Segment Open
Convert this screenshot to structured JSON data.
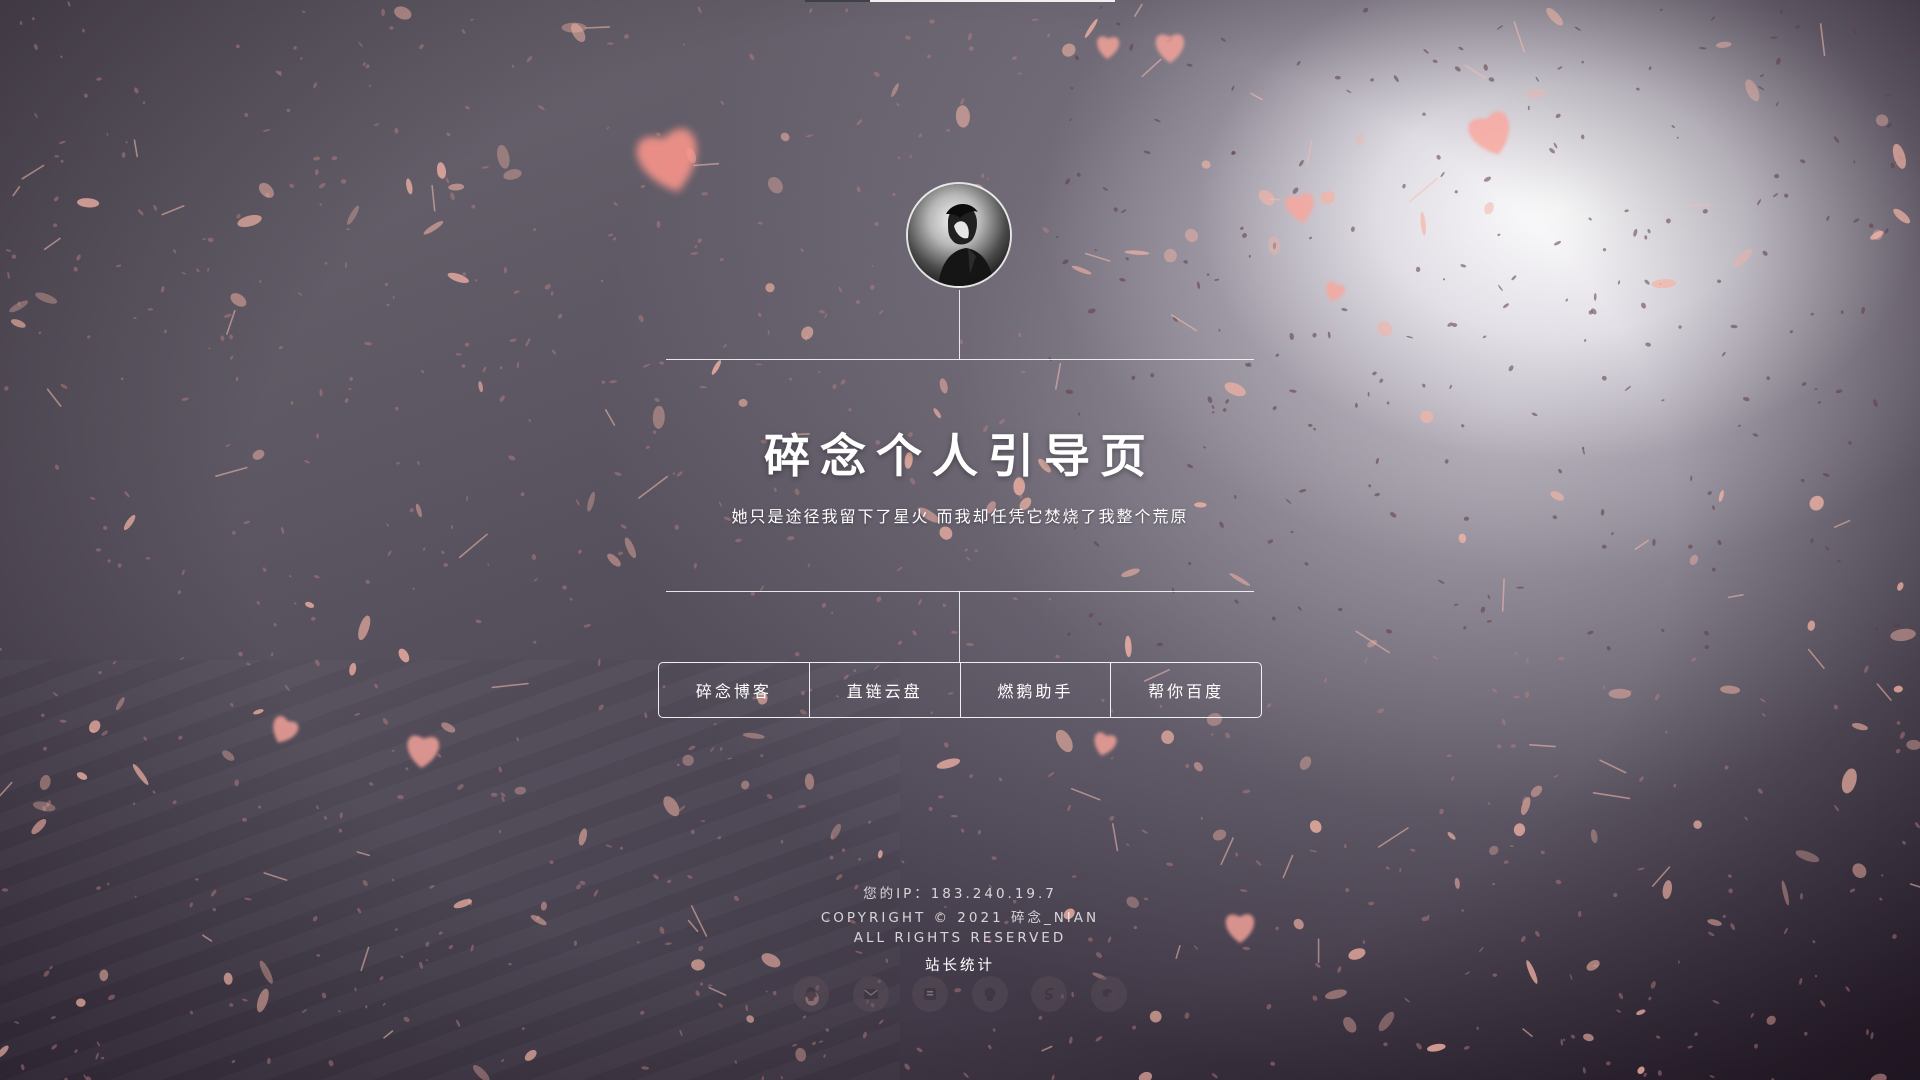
{
  "page": {
    "title": "碎念个人引导页",
    "subtitle": "她只是途径我留下了星火 而我却任凭它焚烧了我整个荒原"
  },
  "nav": {
    "items": [
      {
        "label": "碎念博客"
      },
      {
        "label": "直链云盘"
      },
      {
        "label": "燃鹅助手"
      },
      {
        "label": "帮你百度"
      }
    ]
  },
  "footer": {
    "ip_line": "您的IP：183.240.19.7",
    "copyright": "COPYRIGHT © 2021 碎念_NIAN",
    "rights": "ALL RIGHTS RESERVED",
    "stats_link": "站长统计"
  },
  "social": {
    "icons": [
      "qq-icon",
      "mail-icon",
      "blog-icon",
      "github-icon",
      "weibo-icon",
      "wechat-icon"
    ]
  },
  "colors": {
    "petal": "#f4a49a",
    "petal_glow": "#ff8d86",
    "line": "#ffffff",
    "text": "#ffffff"
  }
}
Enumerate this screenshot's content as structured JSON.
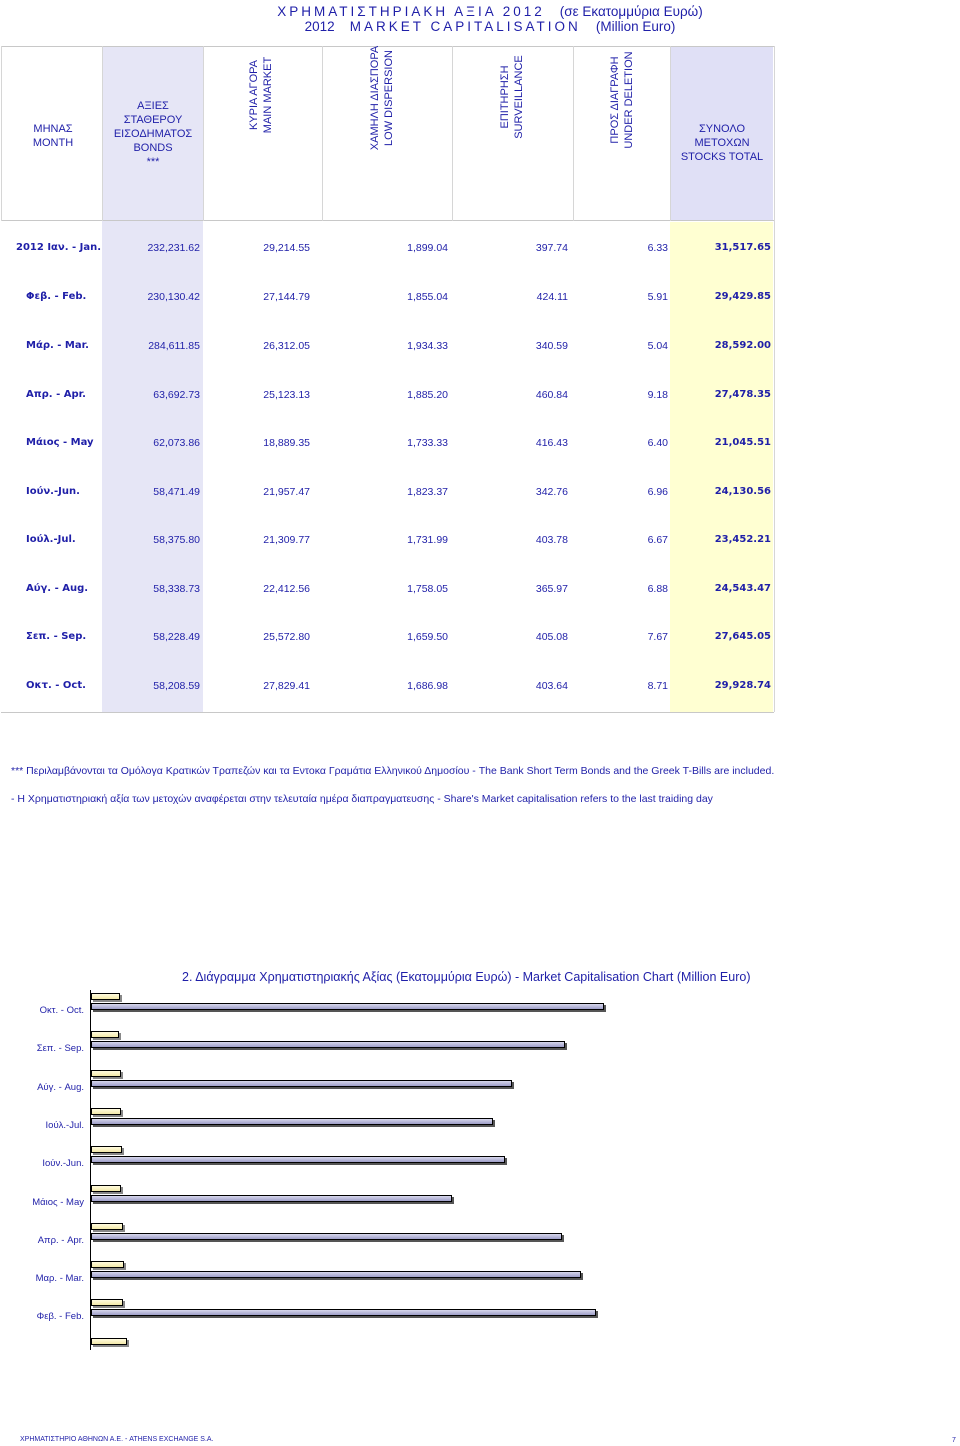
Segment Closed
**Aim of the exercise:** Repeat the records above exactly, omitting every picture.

**Solution to the problem:**
Convert this screenshot to structured JSON data.
{
  "page": {
    "title": "碎念个人引导页",
    "subtitle": "她只是途径我留下了星火 而我却任凭它焚烧了我整个荒原"
  },
  "nav": {
    "items": [
      {
        "label": "碎念博客"
      },
      {
        "label": "直链云盘"
      },
      {
        "label": "燃鹅助手"
      },
      {
        "label": "帮你百度"
      }
    ]
  },
  "footer": {
    "ip_line": "您的IP：183.240.19.7",
    "copyright": "COPYRIGHT © 2021 碎念_NIAN",
    "rights": "ALL RIGHTS RESERVED",
    "stats_link": "站长统计"
  },
  "social": {
    "icons": [
      "qq-icon",
      "mail-icon",
      "blog-icon",
      "github-icon",
      "weibo-icon",
      "wechat-icon"
    ]
  },
  "colors": {
    "petal": "#f4a49a",
    "petal_glow": "#ff8d86",
    "line": "#ffffff",
    "text": "#ffffff"
  }
}
Enumerate this screenshot's content as structured JSON.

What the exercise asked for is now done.